▸ **WHAT TO DO**:
Tell how many lines in the data hold "shares", giving that figure alone.

▸ **EXERCISE DATA**:
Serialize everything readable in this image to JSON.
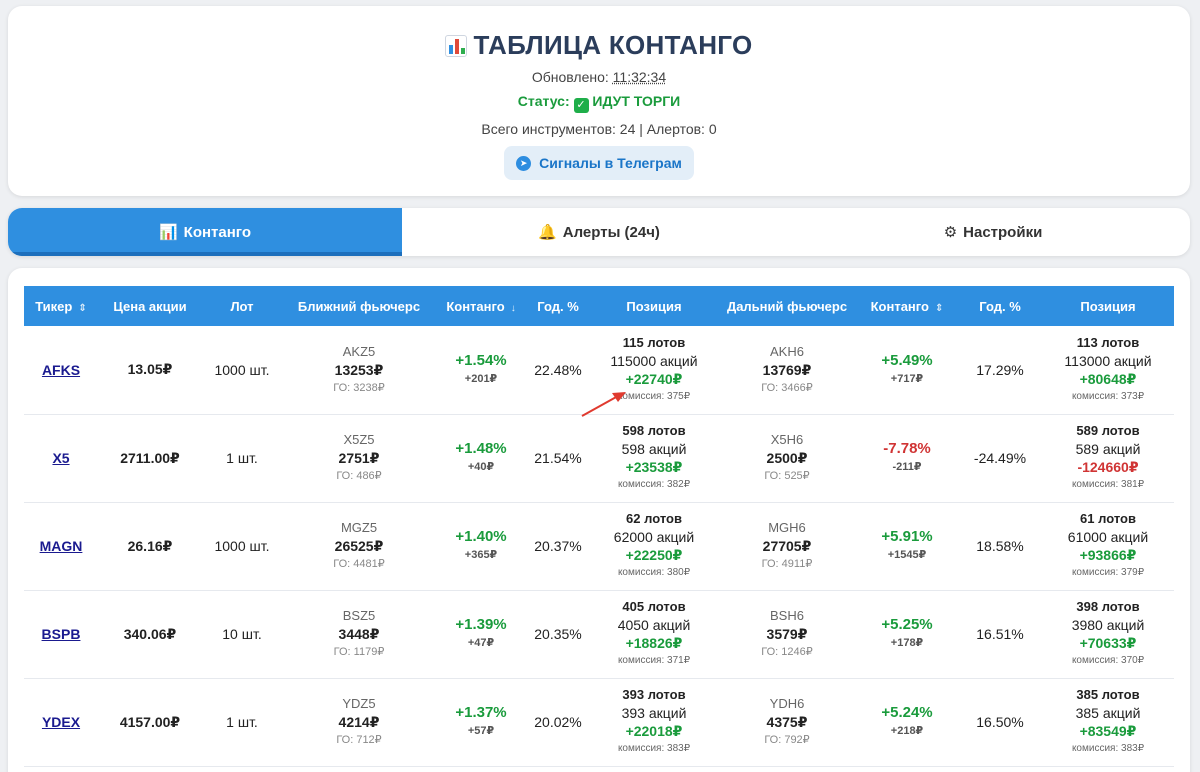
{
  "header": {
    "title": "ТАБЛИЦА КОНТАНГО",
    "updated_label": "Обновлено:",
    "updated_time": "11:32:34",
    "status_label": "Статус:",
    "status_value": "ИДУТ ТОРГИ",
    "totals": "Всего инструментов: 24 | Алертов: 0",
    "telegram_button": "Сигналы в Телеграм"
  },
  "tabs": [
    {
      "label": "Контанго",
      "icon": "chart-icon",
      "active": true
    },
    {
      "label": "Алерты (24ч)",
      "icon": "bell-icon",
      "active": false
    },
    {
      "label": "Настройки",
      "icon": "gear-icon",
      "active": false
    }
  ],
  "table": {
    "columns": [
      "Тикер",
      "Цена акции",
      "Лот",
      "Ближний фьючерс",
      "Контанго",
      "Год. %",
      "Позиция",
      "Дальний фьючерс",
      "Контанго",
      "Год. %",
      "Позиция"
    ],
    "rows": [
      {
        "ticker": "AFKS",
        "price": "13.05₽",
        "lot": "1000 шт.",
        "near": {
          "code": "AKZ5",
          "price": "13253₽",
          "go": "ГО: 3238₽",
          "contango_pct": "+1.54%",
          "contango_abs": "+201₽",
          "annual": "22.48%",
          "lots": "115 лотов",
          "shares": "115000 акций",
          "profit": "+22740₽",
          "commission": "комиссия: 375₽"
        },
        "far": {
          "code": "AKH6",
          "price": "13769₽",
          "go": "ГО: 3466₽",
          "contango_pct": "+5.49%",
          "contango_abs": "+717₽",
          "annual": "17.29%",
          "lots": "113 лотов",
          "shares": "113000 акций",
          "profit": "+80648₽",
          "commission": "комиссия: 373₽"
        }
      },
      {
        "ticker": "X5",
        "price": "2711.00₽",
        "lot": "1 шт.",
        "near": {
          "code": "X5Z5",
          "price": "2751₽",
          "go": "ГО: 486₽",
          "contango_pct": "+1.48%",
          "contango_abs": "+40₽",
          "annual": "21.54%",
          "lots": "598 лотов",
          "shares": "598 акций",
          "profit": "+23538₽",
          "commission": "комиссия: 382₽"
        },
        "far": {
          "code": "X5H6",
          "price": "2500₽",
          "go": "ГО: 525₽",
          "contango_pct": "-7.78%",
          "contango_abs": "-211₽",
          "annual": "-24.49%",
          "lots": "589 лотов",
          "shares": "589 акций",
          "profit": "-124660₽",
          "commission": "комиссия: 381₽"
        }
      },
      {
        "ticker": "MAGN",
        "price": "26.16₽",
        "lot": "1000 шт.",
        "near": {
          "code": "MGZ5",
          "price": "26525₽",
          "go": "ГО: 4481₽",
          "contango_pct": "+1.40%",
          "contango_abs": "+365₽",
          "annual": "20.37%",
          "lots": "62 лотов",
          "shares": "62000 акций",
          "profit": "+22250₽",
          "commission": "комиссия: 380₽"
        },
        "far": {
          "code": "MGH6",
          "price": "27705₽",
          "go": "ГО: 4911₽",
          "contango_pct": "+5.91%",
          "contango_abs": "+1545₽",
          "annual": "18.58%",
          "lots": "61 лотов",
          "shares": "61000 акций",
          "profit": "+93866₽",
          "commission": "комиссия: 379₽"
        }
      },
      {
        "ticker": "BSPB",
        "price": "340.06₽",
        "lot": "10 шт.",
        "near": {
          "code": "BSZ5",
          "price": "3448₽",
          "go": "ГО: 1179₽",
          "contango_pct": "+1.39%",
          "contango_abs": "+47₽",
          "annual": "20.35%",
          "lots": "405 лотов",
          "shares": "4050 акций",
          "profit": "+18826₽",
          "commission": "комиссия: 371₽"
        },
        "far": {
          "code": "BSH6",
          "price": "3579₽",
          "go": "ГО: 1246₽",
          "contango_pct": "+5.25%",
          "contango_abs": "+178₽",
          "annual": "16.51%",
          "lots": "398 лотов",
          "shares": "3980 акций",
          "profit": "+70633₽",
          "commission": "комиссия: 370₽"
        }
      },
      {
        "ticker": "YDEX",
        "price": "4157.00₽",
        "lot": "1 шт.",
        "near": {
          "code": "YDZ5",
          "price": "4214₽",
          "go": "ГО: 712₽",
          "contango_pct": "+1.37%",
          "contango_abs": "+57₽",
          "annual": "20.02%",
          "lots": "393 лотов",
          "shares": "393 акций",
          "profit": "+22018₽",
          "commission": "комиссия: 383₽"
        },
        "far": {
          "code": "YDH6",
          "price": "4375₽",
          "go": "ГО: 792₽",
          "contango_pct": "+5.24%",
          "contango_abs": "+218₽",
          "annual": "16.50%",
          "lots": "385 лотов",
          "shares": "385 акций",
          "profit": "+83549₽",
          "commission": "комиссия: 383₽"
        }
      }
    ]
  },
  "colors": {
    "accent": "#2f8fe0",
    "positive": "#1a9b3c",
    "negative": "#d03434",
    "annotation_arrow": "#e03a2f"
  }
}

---

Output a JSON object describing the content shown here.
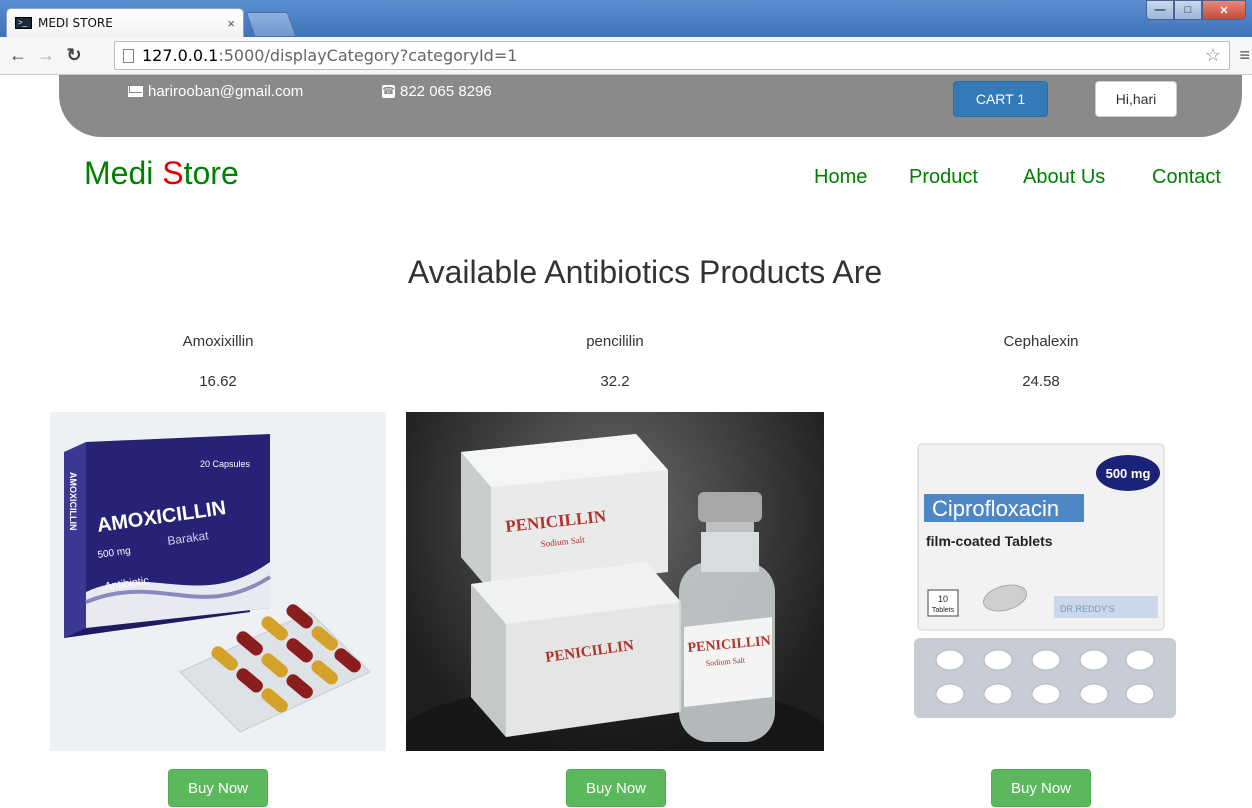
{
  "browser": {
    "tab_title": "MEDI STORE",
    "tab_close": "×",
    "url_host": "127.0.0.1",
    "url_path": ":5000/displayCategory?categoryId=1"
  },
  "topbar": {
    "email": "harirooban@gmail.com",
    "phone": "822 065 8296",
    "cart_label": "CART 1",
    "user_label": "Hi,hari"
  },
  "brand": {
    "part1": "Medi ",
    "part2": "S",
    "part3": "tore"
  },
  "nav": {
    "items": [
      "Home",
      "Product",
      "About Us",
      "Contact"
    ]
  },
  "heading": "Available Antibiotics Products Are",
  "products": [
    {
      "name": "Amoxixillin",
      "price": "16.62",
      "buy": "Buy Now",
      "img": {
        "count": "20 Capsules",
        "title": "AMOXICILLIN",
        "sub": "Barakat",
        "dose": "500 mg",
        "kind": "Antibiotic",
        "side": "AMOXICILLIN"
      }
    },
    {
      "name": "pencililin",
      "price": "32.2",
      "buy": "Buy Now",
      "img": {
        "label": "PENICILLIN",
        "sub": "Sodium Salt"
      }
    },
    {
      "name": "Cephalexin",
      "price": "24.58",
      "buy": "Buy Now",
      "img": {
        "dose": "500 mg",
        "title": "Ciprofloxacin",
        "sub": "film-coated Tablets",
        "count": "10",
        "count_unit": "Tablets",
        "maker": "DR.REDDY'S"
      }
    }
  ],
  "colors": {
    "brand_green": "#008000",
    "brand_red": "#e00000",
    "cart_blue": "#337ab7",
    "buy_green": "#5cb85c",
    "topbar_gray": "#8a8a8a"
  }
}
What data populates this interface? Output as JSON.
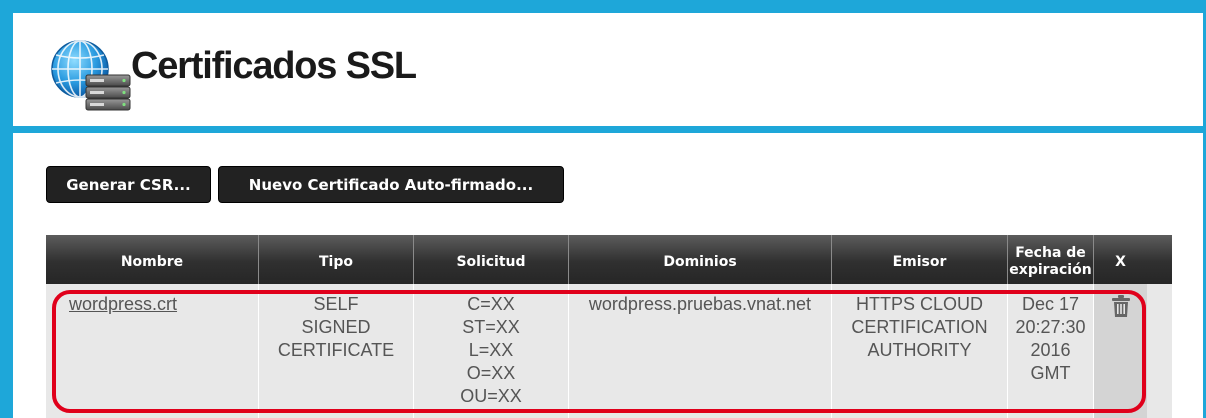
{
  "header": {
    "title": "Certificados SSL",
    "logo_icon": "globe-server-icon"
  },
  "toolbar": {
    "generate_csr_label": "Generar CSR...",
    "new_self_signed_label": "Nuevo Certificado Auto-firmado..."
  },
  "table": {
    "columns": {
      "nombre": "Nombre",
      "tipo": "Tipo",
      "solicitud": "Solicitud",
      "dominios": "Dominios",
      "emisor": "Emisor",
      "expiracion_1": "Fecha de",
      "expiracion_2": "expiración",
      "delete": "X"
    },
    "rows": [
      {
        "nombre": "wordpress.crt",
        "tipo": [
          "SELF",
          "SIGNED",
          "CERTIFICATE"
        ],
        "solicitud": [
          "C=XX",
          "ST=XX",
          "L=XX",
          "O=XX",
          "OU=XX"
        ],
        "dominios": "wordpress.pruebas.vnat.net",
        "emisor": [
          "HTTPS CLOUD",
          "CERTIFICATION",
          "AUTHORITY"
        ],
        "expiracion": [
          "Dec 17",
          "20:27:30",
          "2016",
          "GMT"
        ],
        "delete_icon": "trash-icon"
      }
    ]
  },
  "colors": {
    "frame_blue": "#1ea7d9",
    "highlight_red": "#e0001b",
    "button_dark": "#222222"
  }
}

▸ **ANSWER TO THIS TASK**:
10